They’d spurred on, and the slave led them to the edge of the large sunken courtyard. A young man came out of the opening on the south wall, but a quick thinking archer silenced him before he could alert any who could be inside.
Of the 50 men, fifteen archers positioned themselves at the rim while seven descended into the excavation, pressing against the walls on each side of the stairway. Although they captured the next youth out, he called for help before they could stifle him.
Upon hearing a commotion inside, followed by the distinctive clang of weapons being gathered, the archers above drew and took aim. As the bodies emerged, against the warnings of the captive, lethal aim ended the lives of the seven men.
The prisoner had to watch as the men of his family and friends gasped their last, then felt the sting of the sharp blade held against his neck as it slid across, the warmth of his blood spewing out, and the cold left inside before darkness claimed his vision and he crumpled lifeless to the ground.
The leader of the Nomads motioned for those in the pit to investigate the habitat. From inside, the screams of the women and children echoed out before being forever silenced. When the invaders emerged, one carried a bundle, a small arm protruding and ineffectually beating at the man carrying it.
“A new slave to serve, my Lord; a boy,” the man said.
“Excellent,” the chieftain replied. “In a few years, he will be ready for training as a scout. Give him to one of the slave girls for now.”
Several of the others had re-entered the domicile, searching for supplies to replenish as well as valuables to sell or barter as needed. When the pillaging concluded, they resumed their trek across the sands.
On the southeastern portion of the Dead Forest, there survived a small patch of life. The only remaining remnant of the former beauty which had, once in its history, stretched the entire distance of the borders of both Grun and Doman on the north, claimed the Nosbent Mountain Range on the east, and the Shandan Desert for the other two.
Some of the sun’s rays still found their way through the thick, two-toned, dark green canopy to help the ground fauna stay a vibrant green. Lush vines grew across most of the ground, overtaking fallen limbs and looking as if it were a solid floor.
One figure sat in the midst, the sounds of the animals and insects singing to his honor.

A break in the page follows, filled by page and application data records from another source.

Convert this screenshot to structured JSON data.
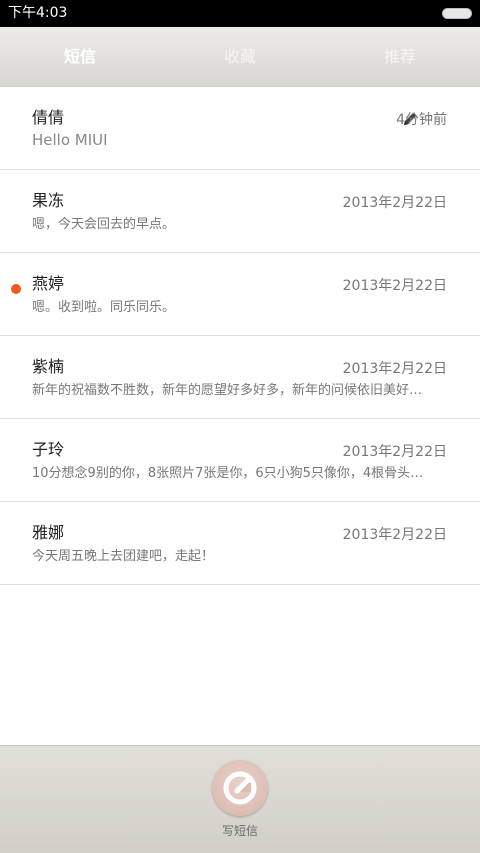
{
  "status": {
    "time": "下午4:03"
  },
  "tabs": [
    {
      "label": "短信"
    },
    {
      "label": "收藏"
    },
    {
      "label": "推荐"
    }
  ],
  "messages": [
    {
      "name": "倩倩",
      "date": "4分钟前",
      "preview": "Hello MIUI",
      "unread": false,
      "draft": true
    },
    {
      "name": "果冻",
      "date": "2013年2月22日",
      "preview": "嗯，今天会回去的早点。",
      "unread": false,
      "draft": false
    },
    {
      "name": "燕婷",
      "date": "2013年2月22日",
      "preview": "嗯。收到啦。同乐同乐。",
      "unread": true,
      "draft": false
    },
    {
      "name": "紫楠",
      "date": "2013年2月22日",
      "preview": "新年的祝福数不胜数，新年的愿望好多好多，新年的问候依旧美好…",
      "unread": false,
      "draft": false
    },
    {
      "name": "子玲",
      "date": "2013年2月22日",
      "preview": "10分想念9别的你，8张照片7张是你，6只小狗5只像你，4根骨头…",
      "unread": false,
      "draft": false
    },
    {
      "name": "雅娜",
      "date": "2013年2月22日",
      "preview": "今天周五晚上去团建吧，走起！",
      "unread": false,
      "draft": false
    }
  ],
  "compose": {
    "label": "写短信"
  },
  "colors": {
    "accent": "#f35b1e",
    "tabbar": "#dedcd7",
    "compose_button": "#dcbdb4"
  }
}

For numerous decades he went to that place to find peace for his deepest meditations. He had, in essence, become a part of the glade.
He had seen, a very long time ago, that the man going by the title of Red Griffin would be defeated only after his power ruled for a hundred years. “Only then,” he told Able, “will the power he has gleaned from Darkness be diminished enough for the One Of Portent to conquer him.”